After years of protests, numerous failed Congressional bills and dozens of lawsuits, black farmers began receiving payment for their grievances last week. Nearly three years ago President Obama signed the bill authorizing compensation for discrimination in farm lending at the hands of the United States Department of Agriculture.
Nearly 17,000 black farmers will each receive $50,000 plus $12,500 for taxes. In sum, the federal government will pay $62,500 in settlements for racially discriminatory practices that went on for many years. Nearly 30 years ago, I first experienced these injustices and led in forming the National Black Farmers Association (NBFA). Since that time we have traveled many rough roads. No matter how it is sliced, the $2.5 billion in payouts is historic in nature. In 1999, black farmers received a $1 billion payout in the first phase of settlement. In 2010 a $1.25 billion payment was made in a late filers' lawsuit settlement.

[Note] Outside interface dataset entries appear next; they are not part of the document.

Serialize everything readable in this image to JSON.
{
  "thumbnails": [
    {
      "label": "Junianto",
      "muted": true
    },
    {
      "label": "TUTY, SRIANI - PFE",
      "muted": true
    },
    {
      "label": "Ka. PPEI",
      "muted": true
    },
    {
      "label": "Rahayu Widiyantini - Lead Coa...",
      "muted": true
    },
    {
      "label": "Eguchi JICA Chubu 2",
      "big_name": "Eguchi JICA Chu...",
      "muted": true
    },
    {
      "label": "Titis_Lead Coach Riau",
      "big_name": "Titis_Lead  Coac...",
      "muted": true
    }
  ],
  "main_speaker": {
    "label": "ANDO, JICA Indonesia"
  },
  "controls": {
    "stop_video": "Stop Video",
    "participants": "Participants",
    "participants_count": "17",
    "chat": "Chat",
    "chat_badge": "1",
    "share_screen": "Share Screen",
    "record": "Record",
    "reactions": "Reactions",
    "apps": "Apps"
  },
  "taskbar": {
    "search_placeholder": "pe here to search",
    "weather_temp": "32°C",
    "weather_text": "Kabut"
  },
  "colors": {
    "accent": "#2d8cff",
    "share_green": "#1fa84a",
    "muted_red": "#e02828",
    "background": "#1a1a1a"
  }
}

The NBFA also paved the way for similar U.S. settlements with Hispanic and Women farmers ($1.3 billion) and Native American farmers ($800 million) and the related Cobell case settlement for ($3.4 billion).
I am proud to have led the fight for justice for the black farmers, a struggle few people ever thought we had a chance to win. During my 30-year lobbying campaign I made many friends and certainly heard from lots of critics. Some extremists questioned whether there were any black farmers in the U. S. and challenged our right to pursue justice. I heard charges that black farmers are frauds and were never real farmers. One member of Congress went so far to name my father "Drunk Johnny," a cruel epithet toward a man who uses no alcohol.
Still, we held to the simple belief that by remaining steadfast, putting God first and believing that your cause will serve the greater good, your victory is inevitable. The clock hands of justice are slow but steady in turning.
I still see the faces full of suffering among weary black farmers broken down by discrimination. I still hear the pain in the voices of thousands who lost land that federal loans might have saved. A $50,000 check will not bring back their lost farms. Total restoration is impossible, but for me the fight was about justice.
And it was not easy to persevere in the face of hateful phone calls, hate mail and even death threats such as I received after the president signed the bill authorizing payments to compensate the black farmers. There was never a blanket settlement; each black farmer's case was adjudicated by a neutral third party group, many of them retired judges. The long wait for fairness compounded our pain. My life largely has been a waiting experience. We black Americans had to wait or jump through some special hoops, often to be told NO at the end of the day. These days, watching the news about all the stalemate in Congress I truly see that if we were dealt the hand the president faces today in the House of Representatives, I almost certainly would still be lobbying Congress for redress.
Hearing from farmers who received their $50,000 settlement checks this week, I am overwhelmed with joy for them. But the payments are a bittersweet victory, because many challenges remain for black farmers. We still have problems such as banks denying us operating funds or farm ownership loans. Even today SunTrust Bank has refused to provide outreach to farmers who received the settlement funds not. Some have been denied checking accounts, IRA accounts or even help with basic financial literacy. This unfairness comes from the bank that held and used the $1.25 billion deposit in our settlement.
Much remains for black farmers pursuing full fairness in our economy. For example, we get virtually none of the huge business of supplying the fast food industry. For 12 years McDonald's has declined our attempts to supply their vast enterprise. The enormous firm Archer Daniels Midland sees no point in contracting with black famers to purchase our small grains. We have a giant challenge ahead to become self-sustaining and compete with large-production farmers.
For all the farmers who were denied eligibility in our settlement there is no appeal process. I am very sorry the settlement didn't help all who deserved it. Many black farmers have died waiting for justice, so for those families the settlement comes too late. As the black farmers' bill made its way through Congress it was narrowed down to a half loaf. Still, we have to pick ourselves up, brush it off and move on with our lives. We, as small farmers have to work together in lobbying Congress to change laws so we can remain on the land and become strong stewards of its bounty.
After all the shoes I wore out walking the halls of Congress, protesting with my mules "Struggle" and "Forty Acres," and riding my tractor, "Justice," to Washington, I question whether it was worth the fight. The answer is an unqualified "Yes," just for the few moments today of listening to one farmer who received his check. That made it all worthwhile. I'm reminded today that freedom is never free.